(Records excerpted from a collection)
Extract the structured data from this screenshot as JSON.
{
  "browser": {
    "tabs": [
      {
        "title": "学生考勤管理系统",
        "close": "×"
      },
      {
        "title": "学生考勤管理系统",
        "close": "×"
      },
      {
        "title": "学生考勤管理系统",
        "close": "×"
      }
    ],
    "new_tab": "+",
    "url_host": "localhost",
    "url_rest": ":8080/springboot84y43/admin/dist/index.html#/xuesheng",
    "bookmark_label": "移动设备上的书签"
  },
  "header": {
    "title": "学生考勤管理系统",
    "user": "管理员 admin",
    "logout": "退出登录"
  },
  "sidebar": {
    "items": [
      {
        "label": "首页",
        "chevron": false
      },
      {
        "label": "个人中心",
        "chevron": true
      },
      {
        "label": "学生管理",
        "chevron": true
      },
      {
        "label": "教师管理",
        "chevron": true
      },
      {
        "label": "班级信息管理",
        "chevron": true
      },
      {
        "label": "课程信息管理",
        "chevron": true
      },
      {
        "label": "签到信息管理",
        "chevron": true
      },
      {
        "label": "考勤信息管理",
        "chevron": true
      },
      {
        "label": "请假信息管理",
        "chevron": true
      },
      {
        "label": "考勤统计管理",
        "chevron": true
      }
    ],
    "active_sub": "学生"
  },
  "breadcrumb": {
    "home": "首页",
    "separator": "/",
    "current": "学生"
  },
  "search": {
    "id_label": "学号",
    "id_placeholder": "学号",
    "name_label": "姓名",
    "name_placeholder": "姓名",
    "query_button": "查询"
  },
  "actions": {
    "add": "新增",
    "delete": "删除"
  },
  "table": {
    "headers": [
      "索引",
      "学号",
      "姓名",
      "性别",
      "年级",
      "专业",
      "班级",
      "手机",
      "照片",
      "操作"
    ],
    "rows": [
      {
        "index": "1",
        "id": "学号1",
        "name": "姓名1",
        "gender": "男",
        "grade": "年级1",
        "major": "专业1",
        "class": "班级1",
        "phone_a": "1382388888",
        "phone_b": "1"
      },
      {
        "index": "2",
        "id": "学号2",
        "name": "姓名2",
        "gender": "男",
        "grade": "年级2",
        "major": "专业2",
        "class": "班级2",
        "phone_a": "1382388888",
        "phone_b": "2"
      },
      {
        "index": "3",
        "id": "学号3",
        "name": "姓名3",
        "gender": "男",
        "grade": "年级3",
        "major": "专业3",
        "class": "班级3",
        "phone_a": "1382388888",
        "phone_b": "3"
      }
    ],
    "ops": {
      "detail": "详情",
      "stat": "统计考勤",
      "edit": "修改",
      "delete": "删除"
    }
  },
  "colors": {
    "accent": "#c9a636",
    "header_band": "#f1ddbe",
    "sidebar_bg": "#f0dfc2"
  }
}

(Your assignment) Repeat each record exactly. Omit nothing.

(Solution)
Extract the structured data from this screenshot as JSON.
{
  "browser": {
    "tabs": [
      {
        "title": "学生考勤管理系统",
        "close": "×"
      },
      {
        "title": "学生考勤管理系统",
        "close": "×"
      },
      {
        "title": "学生考勤管理系统",
        "close": "×"
      }
    ],
    "new_tab": "+",
    "url_host": "localhost",
    "url_rest": ":8080/springboot84y43/admin/dist/index.html#/xuesheng",
    "bookmark_label": "移动设备上的书签"
  },
  "header": {
    "title": "学生考勤管理系统",
    "user": "管理员 admin",
    "logout": "退出登录"
  },
  "sidebar": {
    "items": [
      {
        "label": "首页",
        "chevron": false
      },
      {
        "label": "个人中心",
        "chevron": true
      },
      {
        "label": "学生管理",
        "chevron": true
      },
      {
        "label": "教师管理",
        "chevron": true
      },
      {
        "label": "班级信息管理",
        "chevron": true
      },
      {
        "label": "课程信息管理",
        "chevron": true
      },
      {
        "label": "签到信息管理",
        "chevron": true
      },
      {
        "label": "考勤信息管理",
        "chevron": true
      },
      {
        "label": "请假信息管理",
        "chevron": true
      },
      {
        "label": "考勤统计管理",
        "chevron": true
      }
    ],
    "active_sub": "学生"
  },
  "breadcrumb": {
    "home": "首页",
    "separator": "/",
    "current": "学生"
  },
  "search": {
    "id_label": "学号",
    "id_placeholder": "学号",
    "name_label": "姓名",
    "name_placeholder": "姓名",
    "query_button": "查询"
  },
  "actions": {
    "add": "新增",
    "delete": "删除"
  },
  "table": {
    "headers": [
      "索引",
      "学号",
      "姓名",
      "性别",
      "年级",
      "专业",
      "班级",
      "手机",
      "照片",
      "操作"
    ],
    "rows": [
      {
        "index": "1",
        "id": "学号1",
        "name": "姓名1",
        "gender": "男",
        "grade": "年级1",
        "major": "专业1",
        "class": "班级1",
        "phone_a": "1382388888",
        "phone_b": "1"
      },
      {
        "index": "2",
        "id": "学号2",
        "name": "姓名2",
        "gender": "男",
        "grade": "年级2",
        "major": "专业2",
        "class": "班级2",
        "phone_a": "1382388888",
        "phone_b": "2"
      },
      {
        "index": "3",
        "id": "学号3",
        "name": "姓名3",
        "gender": "男",
        "grade": "年级3",
        "major": "专业3",
        "class": "班级3",
        "phone_a": "1382388888",
        "phone_b": "3"
      }
    ],
    "ops": {
      "detail": "详情",
      "stat": "统计考勤",
      "edit": "修改",
      "delete": "删除"
    }
  },
  "colors": {
    "accent": "#c9a636",
    "header_band": "#f1ddbe",
    "sidebar_bg": "#f0dfc2"
  }
}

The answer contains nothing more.